I beg to move amendment No. 297, in
clause 198, page 125, line 2, leave out subsection (1).
One of the peculiarities and joys of this Bill is that whenever we turn a corner, we stumble across a piece of drafting that we have never seen before, either in legal practice or in the House.
The amendment seeks to remove clause 198(1). It is a probing amendment, designed to get to the bottom
of what the Government aim to achieve. The subsection concerns the famous regulations, of which we have yet to see a single line of a single draft—although as we wear our weary way through the Bill's clauses, I live in hope. It says that regulations
''may modify sections 196 and 197 in their application to prescribed cases.''
What on earth does that mean? It is bad enough having regulations modifying primary legislation, which is what is inherent in the first part of that sentence. That is something to be avoided wherever possible. After all, what is the point of our debating the clauses if they can later be modified when the Department has second thoughts?
However, it is the words
''in their application to prescribed cases''
that I am puzzled about. What does that mean? What are prescribed cases? Have I missed a definition somewhere in a subsection or schedule? It is surely not suggesting that the effects of clauses 196 and 197 can be modified for specific disputes relating to particular schemes. If it is—I am looking for a shake or nod of the head—that would be wholly unacceptable. With my usual faith in the Under-Secretary, I rely on his shaking his head. Perhaps he can tell us what it means.

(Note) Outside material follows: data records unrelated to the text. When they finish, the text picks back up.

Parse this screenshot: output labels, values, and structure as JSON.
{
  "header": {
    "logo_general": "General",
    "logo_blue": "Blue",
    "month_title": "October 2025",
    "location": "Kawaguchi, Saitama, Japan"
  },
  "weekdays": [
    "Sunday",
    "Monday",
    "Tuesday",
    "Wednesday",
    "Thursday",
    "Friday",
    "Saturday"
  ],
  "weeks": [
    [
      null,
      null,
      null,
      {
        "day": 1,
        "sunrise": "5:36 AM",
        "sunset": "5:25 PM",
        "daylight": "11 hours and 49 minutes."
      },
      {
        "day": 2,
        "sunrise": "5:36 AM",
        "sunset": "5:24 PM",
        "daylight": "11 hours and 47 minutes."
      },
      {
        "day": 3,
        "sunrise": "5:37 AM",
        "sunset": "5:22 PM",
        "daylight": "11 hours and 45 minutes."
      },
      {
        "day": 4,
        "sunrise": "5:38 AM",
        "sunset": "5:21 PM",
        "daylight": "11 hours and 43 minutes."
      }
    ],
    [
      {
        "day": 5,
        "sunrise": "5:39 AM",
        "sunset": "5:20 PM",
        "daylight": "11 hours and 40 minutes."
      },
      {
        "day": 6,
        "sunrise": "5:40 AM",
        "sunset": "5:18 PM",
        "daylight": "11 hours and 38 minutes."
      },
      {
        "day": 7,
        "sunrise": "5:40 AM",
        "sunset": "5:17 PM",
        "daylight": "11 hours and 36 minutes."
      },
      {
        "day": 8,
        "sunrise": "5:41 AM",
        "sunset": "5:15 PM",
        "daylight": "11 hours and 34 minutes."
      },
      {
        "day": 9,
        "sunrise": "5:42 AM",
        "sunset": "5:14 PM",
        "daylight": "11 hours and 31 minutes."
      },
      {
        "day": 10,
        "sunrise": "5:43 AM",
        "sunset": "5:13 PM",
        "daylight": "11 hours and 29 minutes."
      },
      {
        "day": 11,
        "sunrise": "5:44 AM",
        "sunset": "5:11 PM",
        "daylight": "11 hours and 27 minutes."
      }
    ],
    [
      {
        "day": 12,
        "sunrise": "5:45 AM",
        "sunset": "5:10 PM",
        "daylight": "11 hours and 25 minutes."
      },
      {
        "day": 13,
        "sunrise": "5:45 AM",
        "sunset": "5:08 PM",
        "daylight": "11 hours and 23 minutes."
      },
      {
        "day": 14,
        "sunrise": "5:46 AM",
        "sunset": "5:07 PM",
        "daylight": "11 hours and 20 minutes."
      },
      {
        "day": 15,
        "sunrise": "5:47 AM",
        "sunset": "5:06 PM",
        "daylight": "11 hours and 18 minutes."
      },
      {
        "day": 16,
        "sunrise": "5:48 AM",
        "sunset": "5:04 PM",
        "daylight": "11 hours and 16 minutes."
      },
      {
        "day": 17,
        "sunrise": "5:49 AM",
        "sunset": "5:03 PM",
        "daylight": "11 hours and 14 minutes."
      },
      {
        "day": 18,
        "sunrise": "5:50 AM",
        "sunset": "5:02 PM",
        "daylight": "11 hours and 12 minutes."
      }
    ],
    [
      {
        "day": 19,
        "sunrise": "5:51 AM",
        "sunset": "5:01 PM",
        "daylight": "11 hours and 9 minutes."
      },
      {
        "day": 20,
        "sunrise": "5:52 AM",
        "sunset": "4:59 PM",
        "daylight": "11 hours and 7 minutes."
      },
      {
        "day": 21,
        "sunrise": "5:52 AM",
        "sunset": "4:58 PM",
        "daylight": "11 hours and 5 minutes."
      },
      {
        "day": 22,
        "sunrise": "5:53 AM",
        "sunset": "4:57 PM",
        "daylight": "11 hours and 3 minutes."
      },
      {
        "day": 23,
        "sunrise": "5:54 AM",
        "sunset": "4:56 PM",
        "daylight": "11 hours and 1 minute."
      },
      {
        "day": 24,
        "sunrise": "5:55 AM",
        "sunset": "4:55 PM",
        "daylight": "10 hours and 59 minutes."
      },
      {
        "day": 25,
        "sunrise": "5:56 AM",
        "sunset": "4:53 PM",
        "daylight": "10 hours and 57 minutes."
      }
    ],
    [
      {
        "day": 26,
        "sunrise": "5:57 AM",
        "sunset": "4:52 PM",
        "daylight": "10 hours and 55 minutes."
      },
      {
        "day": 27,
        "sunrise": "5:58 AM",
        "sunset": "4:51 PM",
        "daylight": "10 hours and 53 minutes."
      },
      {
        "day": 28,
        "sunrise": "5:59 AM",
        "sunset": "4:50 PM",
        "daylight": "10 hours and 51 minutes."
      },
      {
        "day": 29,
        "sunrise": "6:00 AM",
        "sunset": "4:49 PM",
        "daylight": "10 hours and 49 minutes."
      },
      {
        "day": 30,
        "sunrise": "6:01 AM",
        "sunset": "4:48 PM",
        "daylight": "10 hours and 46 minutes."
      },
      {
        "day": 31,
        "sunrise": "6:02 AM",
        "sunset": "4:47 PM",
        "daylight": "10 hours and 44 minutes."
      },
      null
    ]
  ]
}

Amendment No. 297 would remove the power to make regulations to modify the application of clauses 196 and 197 in prescribed cases. The hon. Gentleman rightly asked for some explanation of how we intend to use that power.
From our experience with the existing member-nominated trustee and director requirements, we know that the diversity and variety of schemes makes it likely that there will be situations in which the requirements as drafted will need to be modified. That is less likely with the simplified provisions, as there is more scope for schemes to adopt arrangements that suit their circumstances. Nevertheless, it is prudent—and, in the context of yesterday's statement, perhaps purposeful as well—to reserve a power to modify if it proves necessary.
The only example that we have identified relates to clause 196(2)(a), which requires the nomination process to involve
''at least all the active members''.
We may need to modify that by regulations for schemes where there are no active members. Incidentally, the fact that schemes exist with no active members, just as there will be some with no pensioners, illustrates the sheer variety of schemes, and why the modification power is necessary.
With that clarification, I hope that the hon. Gentleman feels able to withdraw the amendment.
There are times during the Committee stage of a Bill where one begins to question whether one is seriously engaged in making the world a better place. One even reflects on the meaning of life. It is intensely depressing to hear that, having had a well informed and interesting debate—everything is relative, of course—about active members versus pensioner members, that could all be
changed later at the flick of a pen. That seems to be what the subsection means. Am I misinterpreting what the Under-Secretary said?
I do not think that Ministers should take such powers. They should debate the issues, defend the Bill if necessary, force it through and put it on the statute book—but say, ''Well, there may be a problem here after all, and we'll deal with it later,'' is not good enough. Despite that fact, I beg to ask leave to withdraw the amendment.
Amendment, by leave, withdrawn.
Clause 198 ordered to stand part of the Bill.